Data records for software interfaces
------------

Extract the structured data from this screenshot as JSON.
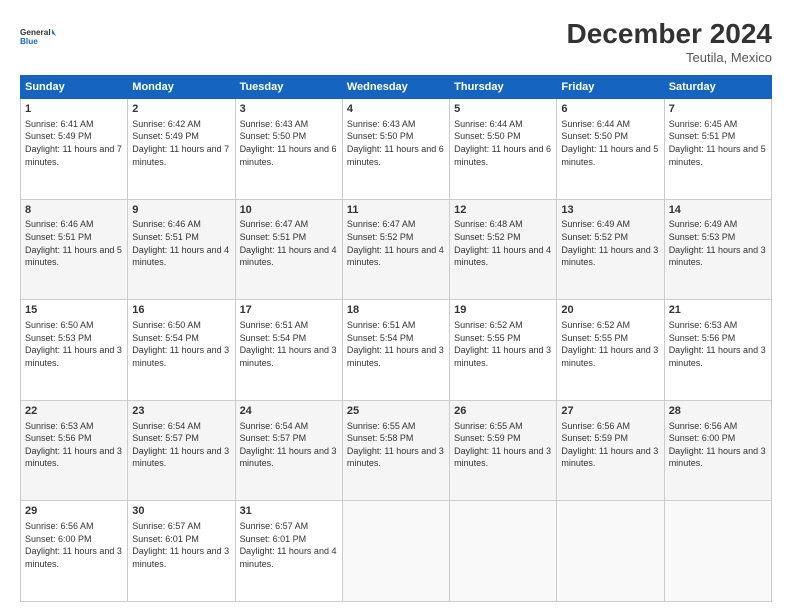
{
  "logo": {
    "line1": "General",
    "line2": "Blue"
  },
  "title": "December 2024",
  "subtitle": "Teutila, Mexico",
  "days_of_week": [
    "Sunday",
    "Monday",
    "Tuesday",
    "Wednesday",
    "Thursday",
    "Friday",
    "Saturday"
  ],
  "weeks": [
    [
      {
        "day": "1",
        "info": "Sunrise: 6:41 AM\nSunset: 5:49 PM\nDaylight: 11 hours and 7 minutes."
      },
      {
        "day": "2",
        "info": "Sunrise: 6:42 AM\nSunset: 5:49 PM\nDaylight: 11 hours and 7 minutes."
      },
      {
        "day": "3",
        "info": "Sunrise: 6:43 AM\nSunset: 5:50 PM\nDaylight: 11 hours and 6 minutes."
      },
      {
        "day": "4",
        "info": "Sunrise: 6:43 AM\nSunset: 5:50 PM\nDaylight: 11 hours and 6 minutes."
      },
      {
        "day": "5",
        "info": "Sunrise: 6:44 AM\nSunset: 5:50 PM\nDaylight: 11 hours and 6 minutes."
      },
      {
        "day": "6",
        "info": "Sunrise: 6:44 AM\nSunset: 5:50 PM\nDaylight: 11 hours and 5 minutes."
      },
      {
        "day": "7",
        "info": "Sunrise: 6:45 AM\nSunset: 5:51 PM\nDaylight: 11 hours and 5 minutes."
      }
    ],
    [
      {
        "day": "8",
        "info": "Sunrise: 6:46 AM\nSunset: 5:51 PM\nDaylight: 11 hours and 5 minutes."
      },
      {
        "day": "9",
        "info": "Sunrise: 6:46 AM\nSunset: 5:51 PM\nDaylight: 11 hours and 4 minutes."
      },
      {
        "day": "10",
        "info": "Sunrise: 6:47 AM\nSunset: 5:51 PM\nDaylight: 11 hours and 4 minutes."
      },
      {
        "day": "11",
        "info": "Sunrise: 6:47 AM\nSunset: 5:52 PM\nDaylight: 11 hours and 4 minutes."
      },
      {
        "day": "12",
        "info": "Sunrise: 6:48 AM\nSunset: 5:52 PM\nDaylight: 11 hours and 4 minutes."
      },
      {
        "day": "13",
        "info": "Sunrise: 6:49 AM\nSunset: 5:52 PM\nDaylight: 11 hours and 3 minutes."
      },
      {
        "day": "14",
        "info": "Sunrise: 6:49 AM\nSunset: 5:53 PM\nDaylight: 11 hours and 3 minutes."
      }
    ],
    [
      {
        "day": "15",
        "info": "Sunrise: 6:50 AM\nSunset: 5:53 PM\nDaylight: 11 hours and 3 minutes."
      },
      {
        "day": "16",
        "info": "Sunrise: 6:50 AM\nSunset: 5:54 PM\nDaylight: 11 hours and 3 minutes."
      },
      {
        "day": "17",
        "info": "Sunrise: 6:51 AM\nSunset: 5:54 PM\nDaylight: 11 hours and 3 minutes."
      },
      {
        "day": "18",
        "info": "Sunrise: 6:51 AM\nSunset: 5:54 PM\nDaylight: 11 hours and 3 minutes."
      },
      {
        "day": "19",
        "info": "Sunrise: 6:52 AM\nSunset: 5:55 PM\nDaylight: 11 hours and 3 minutes."
      },
      {
        "day": "20",
        "info": "Sunrise: 6:52 AM\nSunset: 5:55 PM\nDaylight: 11 hours and 3 minutes."
      },
      {
        "day": "21",
        "info": "Sunrise: 6:53 AM\nSunset: 5:56 PM\nDaylight: 11 hours and 3 minutes."
      }
    ],
    [
      {
        "day": "22",
        "info": "Sunrise: 6:53 AM\nSunset: 5:56 PM\nDaylight: 11 hours and 3 minutes."
      },
      {
        "day": "23",
        "info": "Sunrise: 6:54 AM\nSunset: 5:57 PM\nDaylight: 11 hours and 3 minutes."
      },
      {
        "day": "24",
        "info": "Sunrise: 6:54 AM\nSunset: 5:57 PM\nDaylight: 11 hours and 3 minutes."
      },
      {
        "day": "25",
        "info": "Sunrise: 6:55 AM\nSunset: 5:58 PM\nDaylight: 11 hours and 3 minutes."
      },
      {
        "day": "26",
        "info": "Sunrise: 6:55 AM\nSunset: 5:59 PM\nDaylight: 11 hours and 3 minutes."
      },
      {
        "day": "27",
        "info": "Sunrise: 6:56 AM\nSunset: 5:59 PM\nDaylight: 11 hours and 3 minutes."
      },
      {
        "day": "28",
        "info": "Sunrise: 6:56 AM\nSunset: 6:00 PM\nDaylight: 11 hours and 3 minutes."
      }
    ],
    [
      {
        "day": "29",
        "info": "Sunrise: 6:56 AM\nSunset: 6:00 PM\nDaylight: 11 hours and 3 minutes."
      },
      {
        "day": "30",
        "info": "Sunrise: 6:57 AM\nSunset: 6:01 PM\nDaylight: 11 hours and 3 minutes."
      },
      {
        "day": "31",
        "info": "Sunrise: 6:57 AM\nSunset: 6:01 PM\nDaylight: 11 hours and 4 minutes."
      },
      {
        "day": "",
        "info": ""
      },
      {
        "day": "",
        "info": ""
      },
      {
        "day": "",
        "info": ""
      },
      {
        "day": "",
        "info": ""
      }
    ]
  ]
}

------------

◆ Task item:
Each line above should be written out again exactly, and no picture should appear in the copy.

◆ Response for this exercise:
Extract the structured data from this screenshot as JSON.
{
  "logo": {
    "line1": "General",
    "line2": "Blue"
  },
  "title": "December 2024",
  "subtitle": "Teutila, Mexico",
  "days_of_week": [
    "Sunday",
    "Monday",
    "Tuesday",
    "Wednesday",
    "Thursday",
    "Friday",
    "Saturday"
  ],
  "weeks": [
    [
      {
        "day": "1",
        "info": "Sunrise: 6:41 AM\nSunset: 5:49 PM\nDaylight: 11 hours and 7 minutes."
      },
      {
        "day": "2",
        "info": "Sunrise: 6:42 AM\nSunset: 5:49 PM\nDaylight: 11 hours and 7 minutes."
      },
      {
        "day": "3",
        "info": "Sunrise: 6:43 AM\nSunset: 5:50 PM\nDaylight: 11 hours and 6 minutes."
      },
      {
        "day": "4",
        "info": "Sunrise: 6:43 AM\nSunset: 5:50 PM\nDaylight: 11 hours and 6 minutes."
      },
      {
        "day": "5",
        "info": "Sunrise: 6:44 AM\nSunset: 5:50 PM\nDaylight: 11 hours and 6 minutes."
      },
      {
        "day": "6",
        "info": "Sunrise: 6:44 AM\nSunset: 5:50 PM\nDaylight: 11 hours and 5 minutes."
      },
      {
        "day": "7",
        "info": "Sunrise: 6:45 AM\nSunset: 5:51 PM\nDaylight: 11 hours and 5 minutes."
      }
    ],
    [
      {
        "day": "8",
        "info": "Sunrise: 6:46 AM\nSunset: 5:51 PM\nDaylight: 11 hours and 5 minutes."
      },
      {
        "day": "9",
        "info": "Sunrise: 6:46 AM\nSunset: 5:51 PM\nDaylight: 11 hours and 4 minutes."
      },
      {
        "day": "10",
        "info": "Sunrise: 6:47 AM\nSunset: 5:51 PM\nDaylight: 11 hours and 4 minutes."
      },
      {
        "day": "11",
        "info": "Sunrise: 6:47 AM\nSunset: 5:52 PM\nDaylight: 11 hours and 4 minutes."
      },
      {
        "day": "12",
        "info": "Sunrise: 6:48 AM\nSunset: 5:52 PM\nDaylight: 11 hours and 4 minutes."
      },
      {
        "day": "13",
        "info": "Sunrise: 6:49 AM\nSunset: 5:52 PM\nDaylight: 11 hours and 3 minutes."
      },
      {
        "day": "14",
        "info": "Sunrise: 6:49 AM\nSunset: 5:53 PM\nDaylight: 11 hours and 3 minutes."
      }
    ],
    [
      {
        "day": "15",
        "info": "Sunrise: 6:50 AM\nSunset: 5:53 PM\nDaylight: 11 hours and 3 minutes."
      },
      {
        "day": "16",
        "info": "Sunrise: 6:50 AM\nSunset: 5:54 PM\nDaylight: 11 hours and 3 minutes."
      },
      {
        "day": "17",
        "info": "Sunrise: 6:51 AM\nSunset: 5:54 PM\nDaylight: 11 hours and 3 minutes."
      },
      {
        "day": "18",
        "info": "Sunrise: 6:51 AM\nSunset: 5:54 PM\nDaylight: 11 hours and 3 minutes."
      },
      {
        "day": "19",
        "info": "Sunrise: 6:52 AM\nSunset: 5:55 PM\nDaylight: 11 hours and 3 minutes."
      },
      {
        "day": "20",
        "info": "Sunrise: 6:52 AM\nSunset: 5:55 PM\nDaylight: 11 hours and 3 minutes."
      },
      {
        "day": "21",
        "info": "Sunrise: 6:53 AM\nSunset: 5:56 PM\nDaylight: 11 hours and 3 minutes."
      }
    ],
    [
      {
        "day": "22",
        "info": "Sunrise: 6:53 AM\nSunset: 5:56 PM\nDaylight: 11 hours and 3 minutes."
      },
      {
        "day": "23",
        "info": "Sunrise: 6:54 AM\nSunset: 5:57 PM\nDaylight: 11 hours and 3 minutes."
      },
      {
        "day": "24",
        "info": "Sunrise: 6:54 AM\nSunset: 5:57 PM\nDaylight: 11 hours and 3 minutes."
      },
      {
        "day": "25",
        "info": "Sunrise: 6:55 AM\nSunset: 5:58 PM\nDaylight: 11 hours and 3 minutes."
      },
      {
        "day": "26",
        "info": "Sunrise: 6:55 AM\nSunset: 5:59 PM\nDaylight: 11 hours and 3 minutes."
      },
      {
        "day": "27",
        "info": "Sunrise: 6:56 AM\nSunset: 5:59 PM\nDaylight: 11 hours and 3 minutes."
      },
      {
        "day": "28",
        "info": "Sunrise: 6:56 AM\nSunset: 6:00 PM\nDaylight: 11 hours and 3 minutes."
      }
    ],
    [
      {
        "day": "29",
        "info": "Sunrise: 6:56 AM\nSunset: 6:00 PM\nDaylight: 11 hours and 3 minutes."
      },
      {
        "day": "30",
        "info": "Sunrise: 6:57 AM\nSunset: 6:01 PM\nDaylight: 11 hours and 3 minutes."
      },
      {
        "day": "31",
        "info": "Sunrise: 6:57 AM\nSunset: 6:01 PM\nDaylight: 11 hours and 4 minutes."
      },
      {
        "day": "",
        "info": ""
      },
      {
        "day": "",
        "info": ""
      },
      {
        "day": "",
        "info": ""
      },
      {
        "day": "",
        "info": ""
      }
    ]
  ]
}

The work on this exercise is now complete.